van Mourik MS, van Rooden SM, Abbas M, Aspevall O, Astagneau P, Bonten MJ, Carrara E, Gomila-Grange A, de Greeff SC, Gubbels S, Harrison W, Praise Network
Introduction: Healthcare-associated infections (HAI) are among the most common adverse events of medical care. Surveillance of HAI is a key component of successful infection prevention programmes. Conventional surveillance - manual chart review - is resource intensive and limited by concerns regarding interrater reliability. This has led to the development and use of automated surveillance (AS). Many AS systems are the product of in-house development efforts and heterogeneous in their design and methods. With this roadmap, the PRAISE network aims to provide guidance on how to move AS from the research setting to large-scale implementation, and how to ensure the delivery of surveillance data that are uniform and useful for improvement of quality of care.
Methods: The PRAISE network brings together 30 experts from ten European countries. This roadmap is based on the outcome of two workshops, teleconference meetings and review by an independent panel of international experts.
Results: This roadmap focuses on the surveillance of HAI within networks of healthcare facilities for the purpose of comparison, prevention and quality improvement initiatives.
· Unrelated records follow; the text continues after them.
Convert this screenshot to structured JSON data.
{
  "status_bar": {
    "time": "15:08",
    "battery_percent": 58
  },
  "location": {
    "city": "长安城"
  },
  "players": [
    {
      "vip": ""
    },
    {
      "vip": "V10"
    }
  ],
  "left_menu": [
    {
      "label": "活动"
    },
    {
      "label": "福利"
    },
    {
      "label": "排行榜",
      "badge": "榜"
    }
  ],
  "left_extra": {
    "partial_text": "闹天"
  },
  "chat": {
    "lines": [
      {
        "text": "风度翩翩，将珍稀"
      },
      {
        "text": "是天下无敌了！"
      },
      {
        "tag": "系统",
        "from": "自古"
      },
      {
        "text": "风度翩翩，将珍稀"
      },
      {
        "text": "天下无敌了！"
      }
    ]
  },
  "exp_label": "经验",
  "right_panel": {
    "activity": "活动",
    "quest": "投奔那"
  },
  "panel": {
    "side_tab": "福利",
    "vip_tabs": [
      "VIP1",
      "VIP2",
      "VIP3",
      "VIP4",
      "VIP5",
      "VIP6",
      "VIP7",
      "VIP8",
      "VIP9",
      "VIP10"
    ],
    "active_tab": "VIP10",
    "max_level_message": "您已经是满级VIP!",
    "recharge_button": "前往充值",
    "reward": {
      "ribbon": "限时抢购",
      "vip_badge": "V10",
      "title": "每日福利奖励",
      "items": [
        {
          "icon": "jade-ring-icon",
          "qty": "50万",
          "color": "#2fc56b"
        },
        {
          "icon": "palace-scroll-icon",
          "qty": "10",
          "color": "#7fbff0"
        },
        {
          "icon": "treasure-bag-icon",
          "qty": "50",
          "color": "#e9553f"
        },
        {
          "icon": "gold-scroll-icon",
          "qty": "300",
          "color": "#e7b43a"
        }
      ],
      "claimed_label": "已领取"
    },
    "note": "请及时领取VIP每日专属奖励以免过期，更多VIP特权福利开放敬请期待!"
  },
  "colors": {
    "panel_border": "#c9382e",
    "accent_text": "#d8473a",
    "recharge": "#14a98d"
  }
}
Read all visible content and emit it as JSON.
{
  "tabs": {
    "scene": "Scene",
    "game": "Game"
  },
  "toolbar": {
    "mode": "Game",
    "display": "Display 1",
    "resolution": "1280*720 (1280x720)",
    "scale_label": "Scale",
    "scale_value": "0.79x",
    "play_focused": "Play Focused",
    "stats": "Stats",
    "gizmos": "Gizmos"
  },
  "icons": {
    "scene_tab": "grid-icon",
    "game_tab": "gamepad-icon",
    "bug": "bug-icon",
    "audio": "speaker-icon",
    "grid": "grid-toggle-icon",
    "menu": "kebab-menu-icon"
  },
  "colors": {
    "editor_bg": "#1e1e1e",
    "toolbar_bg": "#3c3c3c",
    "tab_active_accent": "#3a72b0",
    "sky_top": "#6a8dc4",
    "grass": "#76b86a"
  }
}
The roadmap does the following: discusses the selection of surveillance targets, different organizational and methodologic approaches and their advantages, disadvantages and risks; defines key performance requirements of AS systems and suggestions for their design; provides guidance on successful implementation and maintenance; and discusses areas of future research and training requirements for the infection prevention and related disciplines. The roadmap is supported by accompanying documents regarding the governance and information technology aspects of implementing AS.
Conclusions: Large-scale implementation of AS requires guidance and coordination within and across surveillance networks. Transitions to large-scale AS entail redevelopment of surveillance methods and their interpretation, intensive dialogue with stakeholders and the investment of considerable resources. This roadmap can be used to guide future steps towards implementation, including designing solutions for AS and practical guidance checklists.
Keywords: Automated; Bloodstream infection; Data; Electronic health record; Healthcare-associated infection; Quality; Surgical site infection; Surveillance.